These are names randomly culled from the index of each of field guides on my bookshelf. I am going to focus on four Cape-named birds seen in my garden this morning – although the photographs are older than that.

Cape Robin-Chat

This popular garden bird is perched on the edge of the feeding tray which has been filled with cut up apples. Cape Robin-chats have been resident in our garden for many years. They tend to be cautious when coming out in the open, preferring to emerge once the flurry of other birds have finished feeding. Even then, they usually forage for bits of apple that have fallen to the ground and are frequently chased off by the more aggressive Olive Thrushes or the very cheeky Common Starlings. Much of their time is spent foraging in leaf litter, flicking through plant debris in search of food. The beautifully melodious calls of the Cape Robin-chats are frequently among the first to be heard before dawn and in the late afternoon. One has to be very observant, however, to find the source of the lovely sounds, for the Cape Robin-chats like to perch half hidden among the foliage of trees. Another place to see them is bathing in one of several bird baths in our garden. The nest of the Cape Robin-chat is made from a coarse foundation of dead leaves, moss, grass, bark, and twigs lined with fine hair or rootlets. Once this has been built, the birds take an elaborately circuitous route to and from the nest – I have seen their nests raided by Fork-tailed Drongos and Bucrchell’s Coucals.

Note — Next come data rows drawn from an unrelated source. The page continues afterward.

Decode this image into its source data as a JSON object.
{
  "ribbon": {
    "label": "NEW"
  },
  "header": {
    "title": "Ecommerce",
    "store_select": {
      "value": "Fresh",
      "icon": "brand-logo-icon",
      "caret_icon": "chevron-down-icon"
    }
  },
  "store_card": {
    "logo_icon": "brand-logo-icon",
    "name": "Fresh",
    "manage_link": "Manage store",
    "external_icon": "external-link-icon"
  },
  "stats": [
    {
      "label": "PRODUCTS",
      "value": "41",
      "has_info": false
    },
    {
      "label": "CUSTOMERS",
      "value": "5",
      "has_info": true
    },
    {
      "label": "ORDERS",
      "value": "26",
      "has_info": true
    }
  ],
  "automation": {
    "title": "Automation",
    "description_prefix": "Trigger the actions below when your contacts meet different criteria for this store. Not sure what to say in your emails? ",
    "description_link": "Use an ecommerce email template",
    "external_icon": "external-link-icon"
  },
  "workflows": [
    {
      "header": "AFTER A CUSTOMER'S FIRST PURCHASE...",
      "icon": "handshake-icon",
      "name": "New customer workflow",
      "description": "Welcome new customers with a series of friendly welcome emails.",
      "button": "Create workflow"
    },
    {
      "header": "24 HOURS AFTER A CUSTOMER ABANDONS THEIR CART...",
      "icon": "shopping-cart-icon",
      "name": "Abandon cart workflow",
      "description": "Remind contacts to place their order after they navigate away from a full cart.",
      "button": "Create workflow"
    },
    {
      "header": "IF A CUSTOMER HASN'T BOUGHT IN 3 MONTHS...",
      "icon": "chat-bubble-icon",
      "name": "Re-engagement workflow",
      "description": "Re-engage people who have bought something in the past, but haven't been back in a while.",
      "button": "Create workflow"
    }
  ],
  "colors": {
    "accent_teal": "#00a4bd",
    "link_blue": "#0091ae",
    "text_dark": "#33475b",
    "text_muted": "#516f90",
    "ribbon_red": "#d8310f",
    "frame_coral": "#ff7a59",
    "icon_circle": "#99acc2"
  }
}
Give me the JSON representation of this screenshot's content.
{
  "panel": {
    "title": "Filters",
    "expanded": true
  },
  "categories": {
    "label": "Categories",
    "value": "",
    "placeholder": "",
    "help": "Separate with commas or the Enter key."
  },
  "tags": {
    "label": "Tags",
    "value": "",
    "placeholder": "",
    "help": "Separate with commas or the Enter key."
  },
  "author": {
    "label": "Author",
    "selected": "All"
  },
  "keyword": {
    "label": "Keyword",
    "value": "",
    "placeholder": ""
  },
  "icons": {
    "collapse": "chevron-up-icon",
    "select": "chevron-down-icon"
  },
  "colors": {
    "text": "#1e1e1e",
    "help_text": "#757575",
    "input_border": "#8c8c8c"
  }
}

Cape Turtle Dove

I have grown up with these delicately coloured birds that occur all over South Africa. Their distinctive calls especially remind me of our family farm and of the bushveld. They tend to be out-manoeuvred by the multitude of Laughing Doves that swoop in to feed on the seed I scatter outside every morning – so this photograph is not from my garden – but they make their presence felt during the quieter parts of the day and their constant calls from the trees in the back garden provide a comforting sense of perpetuity. They can be seen in droves pecking at the crushed figs in the street during the fruiting season and feeding on the nectar of the flowers in the Erythrina trees. They can sometimes be seen drinking from the bird baths in the early mornings or late in the afternoon.

Cape Weaver

It is always interesting to watch the Cape Weavers grow into their bright breeding plumage. The males sport an orange-brown blush on their faces that varies from fairly pale, such as the one in the photograph, to very dark. This Cape Weaver is perched on a branch above the feeding tray, probably waiting its turn – although patience is not a virtue practised by these birds. Cape Weavers are active – they happily biff other birds out of their way either to get at the seeds or to use the nectar feeder! There are a lot of them in the garden and they happily socialise with Village Weavers – also common in our garden. When they are not visible they can still be heard, their calls providing a cheerful backdrop to the spring and summer months. Apart from seeds and fruit, these omnivorous birds can be seen biting holes in the base of Aloe flowers and Erythrina blossoms to reach the nectar.

Cape White-eye

This Cape White-eye is perched on the nectar feeder. It is such a joy hearing flocks of these birds work their way through the foliage in the garden. I feel it is a privilege to see these birds gleaning leaves for tiny insects and often watch them hanging upside down to reach elusive morsels. They come to feed on the fruit I put out and love to bathe in the bird baths. On very hot days during the summer (providing the water restrictions have been lifted) they are prone to approach very closely while I am watering the garden to get wet in the spray. They too are among the early risers, often calling to each other before the sun rises. Their nest is a tiny cup built in the branches of trees – they often nest in the thick tangles of the Tecomaria capensis hedge behind our garage.